Woolly Mammoth Babies Late Bloomers
But it's not that the mammoths had trouble cutting the apron strings back in the Pleistocene Epoch (about 150,000 to 40,000 years ago). The ancient elephants had good reason to keep their babies close during the long arctic winter nights in what is now the Canadian Yukon.
Saber-toothed cats prowling the gloom may have given the protective mothers good reason to keep baby within trunk's reach. A lack of vegetation may have been another reason.
Jessica Metcalfe of the University of Western Ontario studied the chemical composition of adult and infant mammoth teeth to determine what they were eating. She believes the infants didn't start chomping on solid foods, like plants, until at least age two, and perhaps as late as three.
Metcalte conducted her research on fossil teeth from Old Crow, Yukon. Her results were published in the journal Palaeogeography, Palaeoclimatology, Palaeoecology.
But waiting to wean may have had an evolutionary cost, noted Metclafe in a University of Western Ontario press release.
“Today, a leading cause of infant elephant deaths in Myanmar (Burma) is insufficient maternal milk production,” said Metcalfe.
“Woolly mammoths may have been more vulnerable to the effects of climate change and human hunting than modern elephants not only because of their harsher environment, but also because of the metabolic demands of lactation and prolonged nursing, especially during the longer winter months,” said Metcalfe.
Metclafe also warmed that the extinction of mammoths should remind people what can happen when climate change and human pressures come to bear on a species.
“Mammoths lived all over the world for thousands of years, even millions of years, and then became extinct about 10,000 years ago, which was around the time the climate started warming the last time,” said Metcalfe.
“Understanding their ecology, their adaptations and their behavior not only gives us insight into why they became extinct but also, potentially, gives us a better understanding of modern day mammals and how they might respond to the current warming of the planet,” said Metcalfe.
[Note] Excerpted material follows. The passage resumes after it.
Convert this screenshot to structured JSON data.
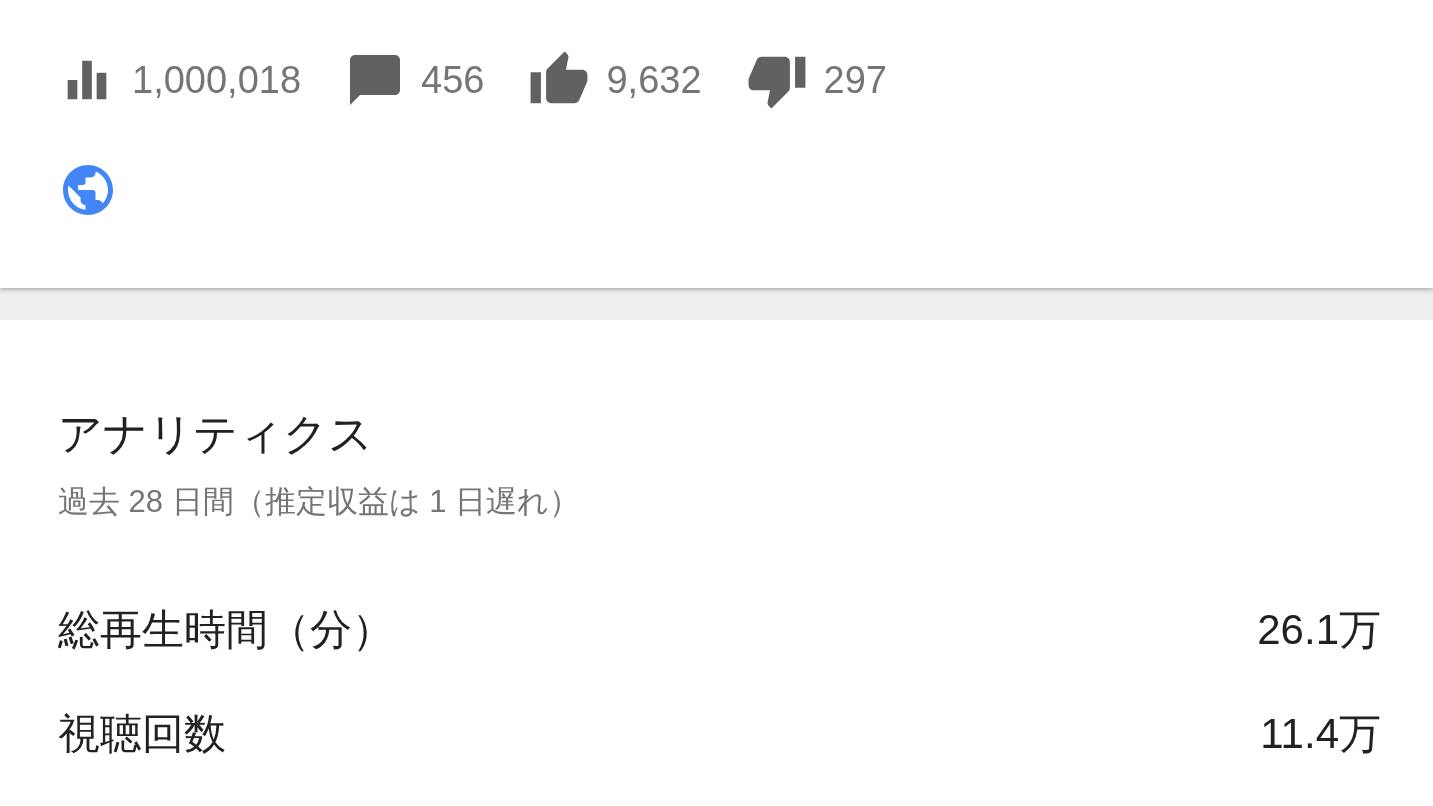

IMAGE 1: Woolly mammoth; Wikimedia Commons
IMAGE 2: A dried out baby mammoth preserved for thousands of years; Wikimedia Commons